Watchdog: Sarin, chlorine likely used in Syria in March 2017
THE HAGUE, Netherlands (AP) — The global chemical weapons watchdog said Wednesday that the nerve agent sarin and toxic chemical chlorine were "very likely" used as weapons in two attacks in central Syria in late March 2017, the latest confirmation of chemical attacks in the civil war.
The Organization for the Prohibition of Chemical Weapons said that its Fact-Finding Mission probing alleged attacks in Syria found that "sarin was very likely used as a chemical weapon in the south of Latamneh" in Hama province on March 24 and that chlorine was very likely used a day later at and near Latamneh Hospital.
The fact-finding team is not mandated to apportion blame. A joint UN-OPCW team that was tasked with determining blame for such attacks no longer exists after Russia, a close ally of the Syrian government, last year vetoed a U.N. Security Council resolution to extend its mandate.
The OPCW said its findings published Wednesday were based on witness testimony and analysis of samples.
The attack occurred as government forces, backed by planes and helicopters, were battling rebels in the area.
Days after the Latamneh attacks, sarin was used in a deadly attack at nearby Khan Sheikhoun, killing scores of people. That attack was blamed by the now-defunct joint UN-OPCW investigative team on Syrian government forces.
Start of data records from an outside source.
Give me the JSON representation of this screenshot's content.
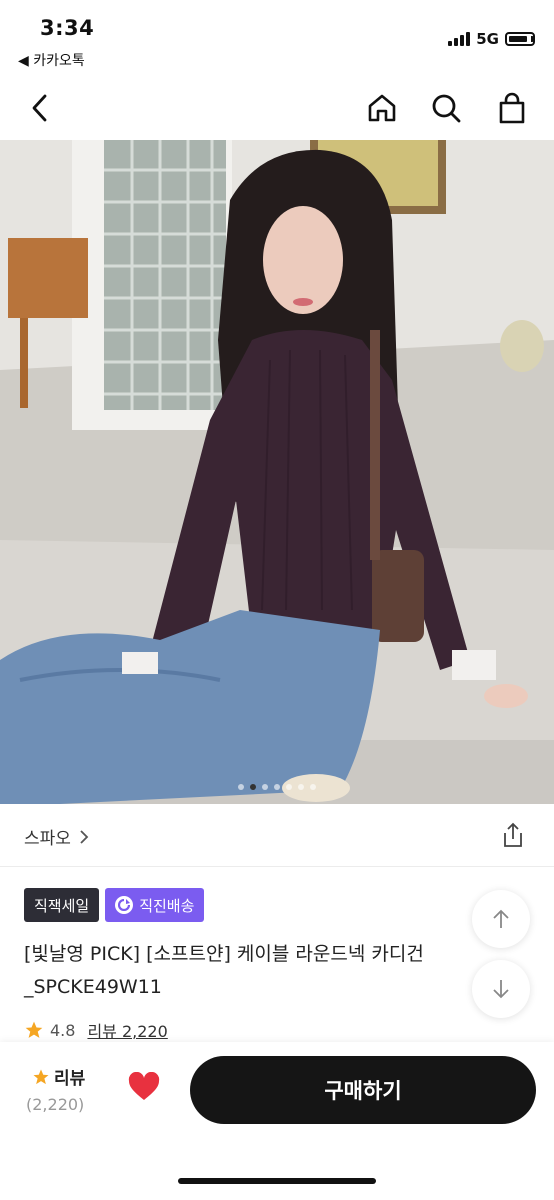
{
  "status_bar": {
    "time": "3:34",
    "back_app": "◀ 카카오톡",
    "network": "5G"
  },
  "hero": {
    "slide_count": 7,
    "active_slide": 1
  },
  "brand": {
    "name": "스파오",
    "chevron": "›"
  },
  "badges": {
    "first": "직잭세일",
    "second": "직진배송"
  },
  "product": {
    "title_line1": "[빛날영 PICK] [소프트얀] 케이블 라운드넥 카디건",
    "title_line2": "_SPCKE49W11"
  },
  "rating": {
    "score": "4.8",
    "review_link": "리뷰 2,220"
  },
  "bottom": {
    "review_label": "리뷰",
    "review_count": "(2,220)",
    "buy_label": "구매하기"
  },
  "colors": {
    "accent_purple": "#7b5cf0",
    "heart_red": "#e8313f",
    "star_orange": "#f5a623",
    "button_black": "#151515"
  },
  "icons": [
    "back-arrow-icon",
    "home-icon",
    "search-icon",
    "shopping-bag-icon",
    "chevron-right-icon",
    "share-icon",
    "truck-icon",
    "arrow-up-icon",
    "arrow-down-icon",
    "star-icon",
    "heart-icon"
  ]
}
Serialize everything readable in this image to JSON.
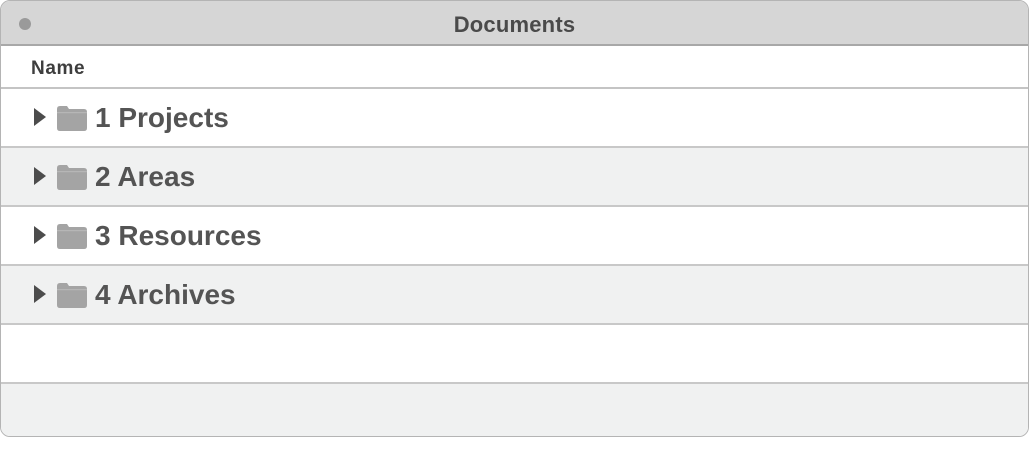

Damascus denies responsibility.
Physicians for Human Rights reported the hospital attack last year, saying that the Latamneh surgical hospital — a facility built into a cave to protect it from airstrikes — was hit by multiple barrel bombs.
PHR said at the time that the attack only caused minor structural damage, but multiple sources inside the hospital testified that at least one of the bombs contained a chemical agent.
The hospital's coordinator told PHR that the attack and chemical exposure led to the death of one of the hospital's doctors, Dr. Ahmed Darwish, the group said.
Doctors Without Borders, also known as MSF, said the hospital in Latamneh was supported by the group. It said a bomb dropped by a helicopter hit the entrance of the building, and that information collected by the hospital's medical staff suggested that chemical weapons were used.
The OPCW is expected within weeks to announce the result of its investigation into a suspected chemical attack on April 7 on the town of Douma, near the capital. The United States, Britain and France blamed Syrian government forces and launched punitive airstrikes. Syria denied responsibility.